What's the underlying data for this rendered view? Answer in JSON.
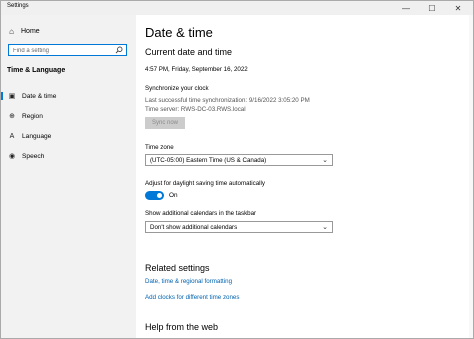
{
  "window": {
    "title": "Settings",
    "controls": {
      "minimize": "—",
      "maximize": "☐",
      "close": "✕"
    }
  },
  "sidebar": {
    "home": {
      "label": "Home",
      "icon": "home-icon"
    },
    "search": {
      "placeholder": "Find a setting",
      "value": ""
    },
    "section_title": "Time & Language",
    "items": [
      {
        "label": "Date & time",
        "icon": "calendar-clock-icon",
        "active": true
      },
      {
        "label": "Region",
        "icon": "globe-icon",
        "active": false
      },
      {
        "label": "Language",
        "icon": "language-icon",
        "active": false
      },
      {
        "label": "Speech",
        "icon": "microphone-icon",
        "active": false
      }
    ]
  },
  "main": {
    "page_title": "Date & time",
    "current_heading": "Current date and time",
    "current_datetime": "4:57 PM, Friday, September 16, 2022",
    "sync": {
      "heading": "Synchronize your clock",
      "last_sync": "Last successful time synchronization: 9/16/2022 3:05:20 PM",
      "time_server": "Time server: RWS-DC-03.RWS.local",
      "button_label": "Sync now"
    },
    "time_zone": {
      "label": "Time zone",
      "selected": "(UTC-05:00) Eastern Time (US & Canada)"
    },
    "daylight": {
      "label": "Adjust for daylight saving time automatically",
      "state": "On"
    },
    "calendars": {
      "label": "Show additional calendars in the taskbar",
      "selected": "Don't show additional calendars"
    },
    "related": {
      "heading": "Related settings",
      "links": [
        "Date, time & regional formatting",
        "Add clocks for different time zones"
      ]
    },
    "help_heading": "Help from the web"
  },
  "colors": {
    "accent": "#0078d7",
    "link": "#0063b1",
    "sidebar_bg": "#f2f2f2"
  }
}
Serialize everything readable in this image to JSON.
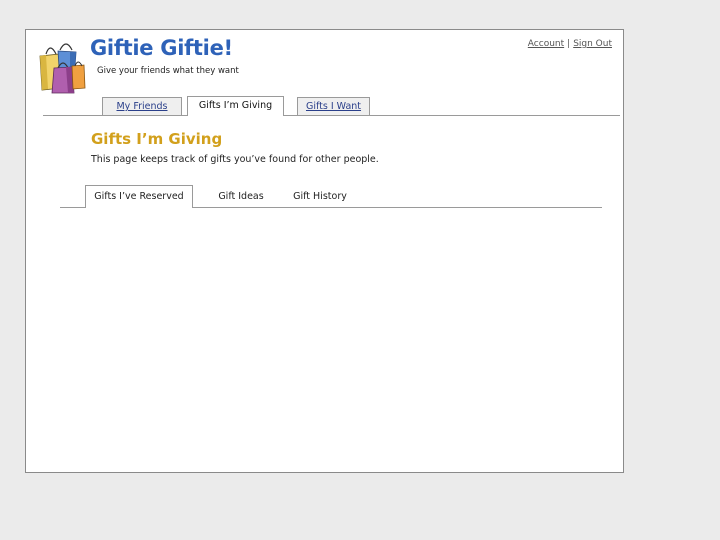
{
  "header": {
    "title": "Giftie Giftie!",
    "tagline": "Give your friends what they want",
    "logo_icon": "shopping-bags-icon"
  },
  "account": {
    "account_label": "Account",
    "separator": "|",
    "signout_label": "Sign Out"
  },
  "main_tabs": [
    {
      "label": "My Friends",
      "active": false
    },
    {
      "label": "Gifts I’m Giving",
      "active": true
    },
    {
      "label": "Gifts I Want",
      "active": false
    }
  ],
  "section": {
    "title": "Gifts I’m Giving",
    "description": "This page keeps track of gifts you’ve found for other people."
  },
  "sub_tabs": [
    {
      "label": "Gifts I’ve Reserved",
      "active": true
    },
    {
      "label": "Gift Ideas",
      "active": false
    },
    {
      "label": "Gift History",
      "active": false
    }
  ],
  "colors": {
    "title_blue": "#2e62b8",
    "section_gold": "#d2a01c",
    "link_blue": "#2a3f8a",
    "background": "#ebebeb"
  }
}
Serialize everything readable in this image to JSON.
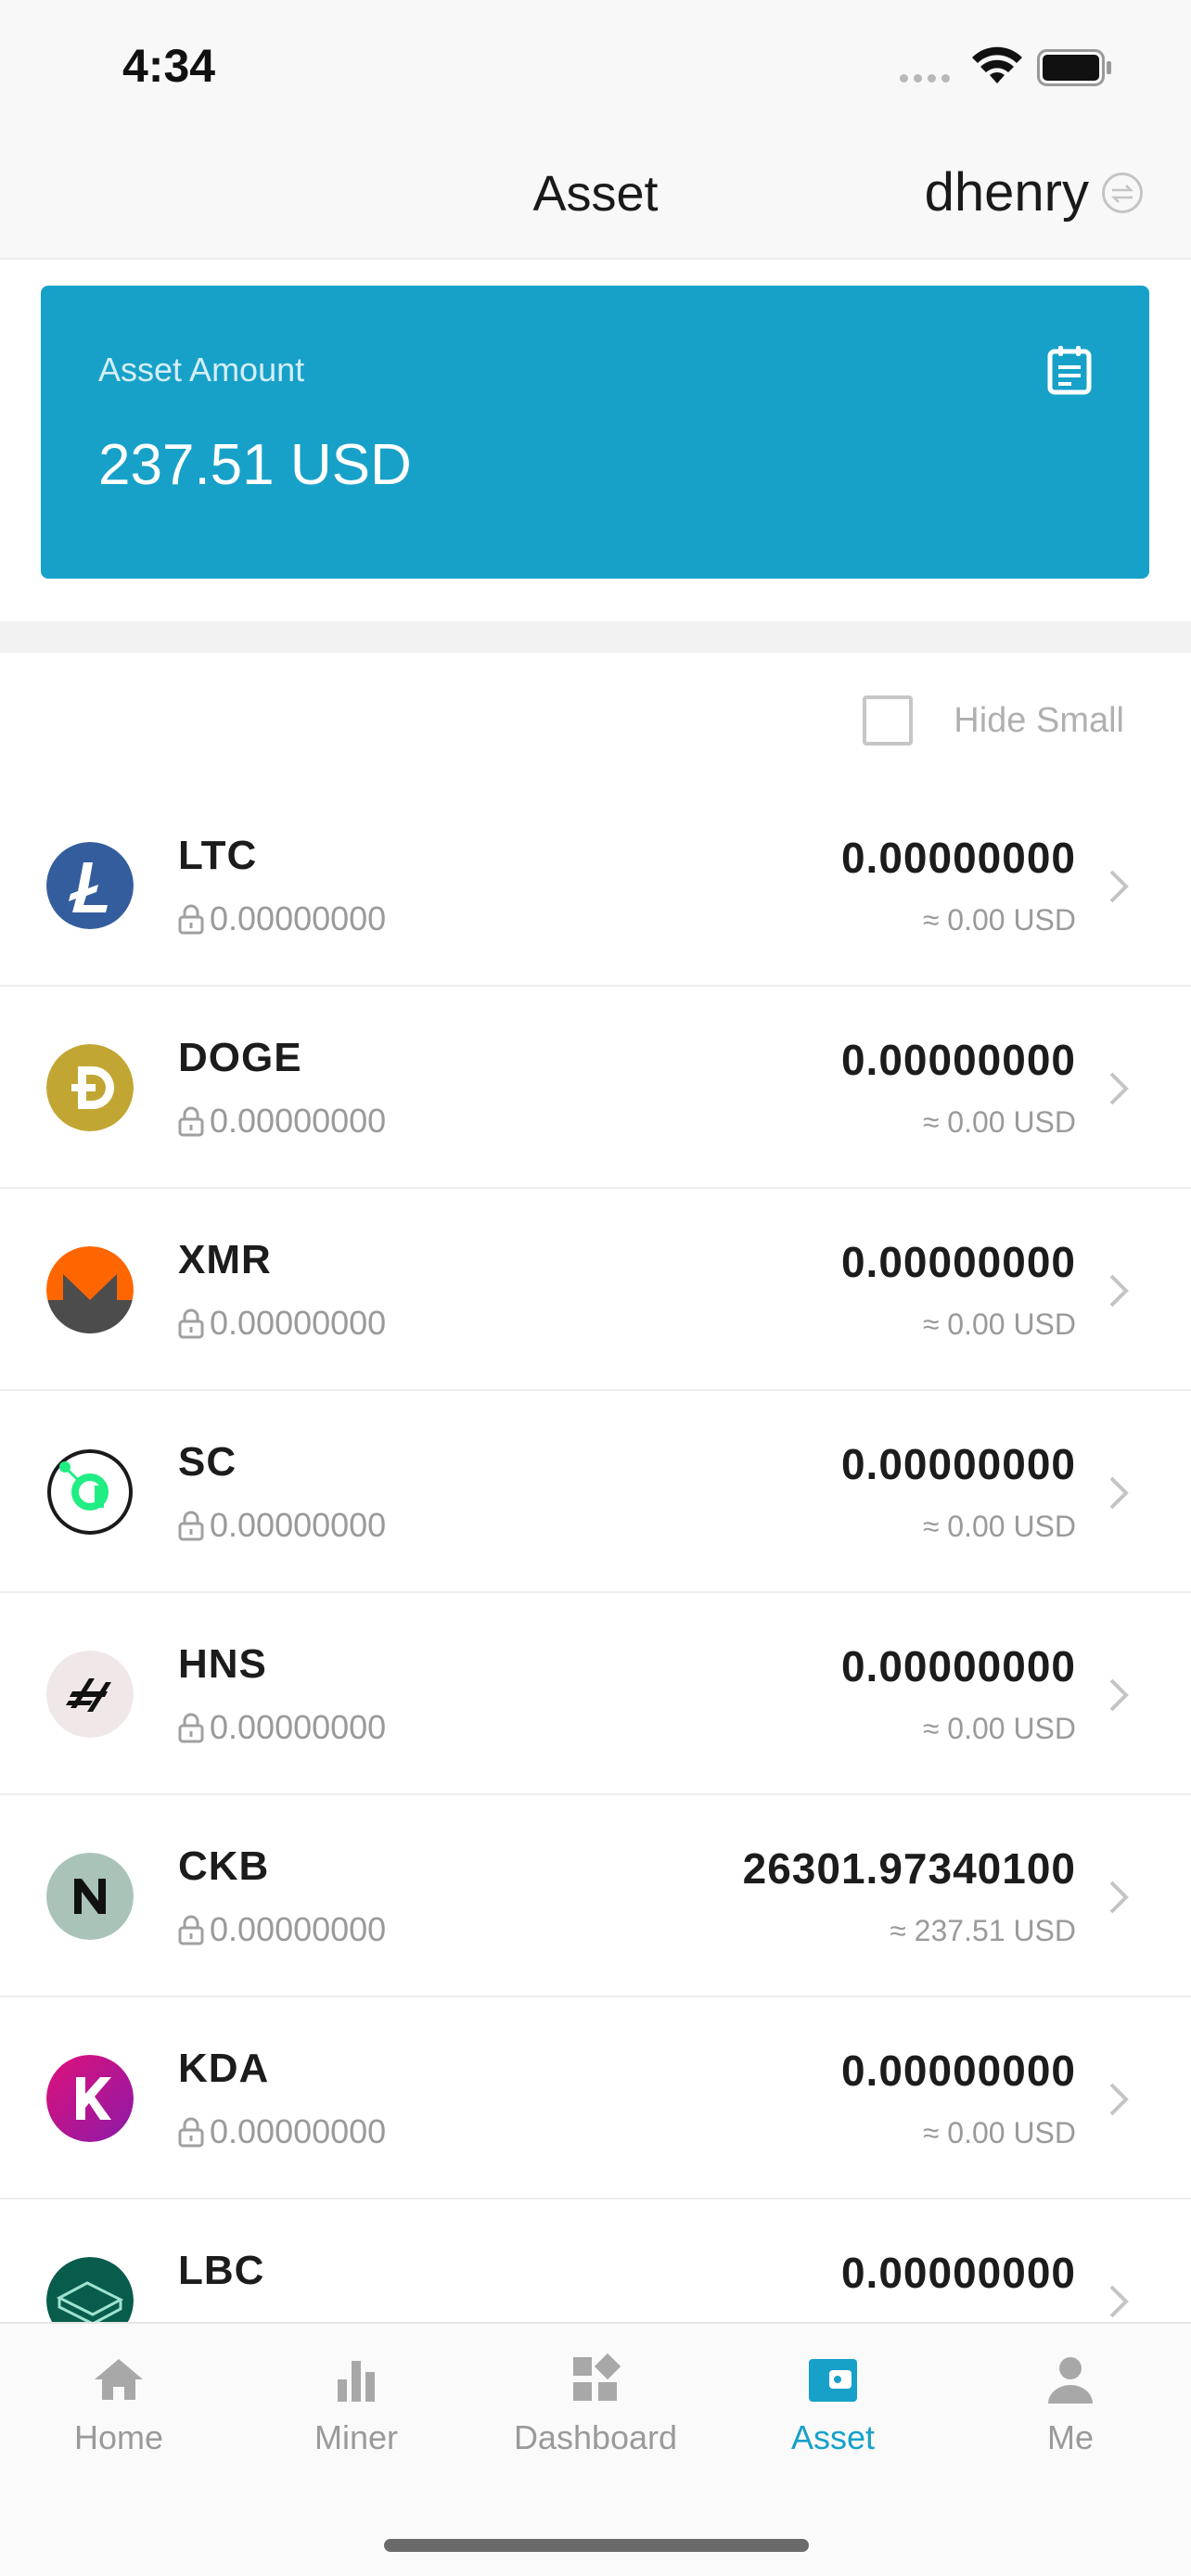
{
  "status_bar": {
    "time": "4:34"
  },
  "nav": {
    "title": "Asset",
    "username": "dhenry"
  },
  "asset_card": {
    "label": "Asset Amount",
    "value": "237.51 USD"
  },
  "filter": {
    "hide_small_label": "Hide Small",
    "hide_small_checked": false
  },
  "coins": [
    {
      "symbol": "LTC",
      "locked": "0.00000000",
      "balance": "0.00000000",
      "usd": "≈ 0.00 USD",
      "logo": "ltc-logo-icon",
      "color": "#345d9d"
    },
    {
      "symbol": "DOGE",
      "locked": "0.00000000",
      "balance": "0.00000000",
      "usd": "≈ 0.00 USD",
      "logo": "doge-logo-icon",
      "color": "#c2a633"
    },
    {
      "symbol": "XMR",
      "locked": "0.00000000",
      "balance": "0.00000000",
      "usd": "≈ 0.00 USD",
      "logo": "xmr-logo-icon",
      "color": "#ff6600"
    },
    {
      "symbol": "SC",
      "locked": "0.00000000",
      "balance": "0.00000000",
      "usd": "≈ 0.00 USD",
      "logo": "sc-logo-icon",
      "color": "#20ee82"
    },
    {
      "symbol": "HNS",
      "locked": "0.00000000",
      "balance": "0.00000000",
      "usd": "≈ 0.00 USD",
      "logo": "hns-logo-icon",
      "color": "#f0e8e8"
    },
    {
      "symbol": "CKB",
      "locked": "0.00000000",
      "balance": "26301.97340100",
      "usd": "≈ 237.51 USD",
      "logo": "ckb-logo-icon",
      "color": "#a9c3b9"
    },
    {
      "symbol": "KDA",
      "locked": "0.00000000",
      "balance": "0.00000000",
      "usd": "≈ 0.00 USD",
      "logo": "kda-logo-icon",
      "color": "#c2158c"
    },
    {
      "symbol": "LBC",
      "locked": "",
      "balance": "0.00000000",
      "usd": "",
      "logo": "lbc-logo-icon",
      "color": "#075c4c"
    }
  ],
  "tabs": [
    {
      "label": "Home",
      "icon": "home-icon",
      "active": false
    },
    {
      "label": "Miner",
      "icon": "bar-chart-icon",
      "active": false
    },
    {
      "label": "Dashboard",
      "icon": "dashboard-icon",
      "active": false
    },
    {
      "label": "Asset",
      "icon": "wallet-icon",
      "active": true
    },
    {
      "label": "Me",
      "icon": "user-icon",
      "active": false
    }
  ],
  "colors": {
    "accent": "#17a1c9",
    "text": "#1c1c1c",
    "muted": "#9a9a9a"
  }
}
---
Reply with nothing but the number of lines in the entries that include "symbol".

8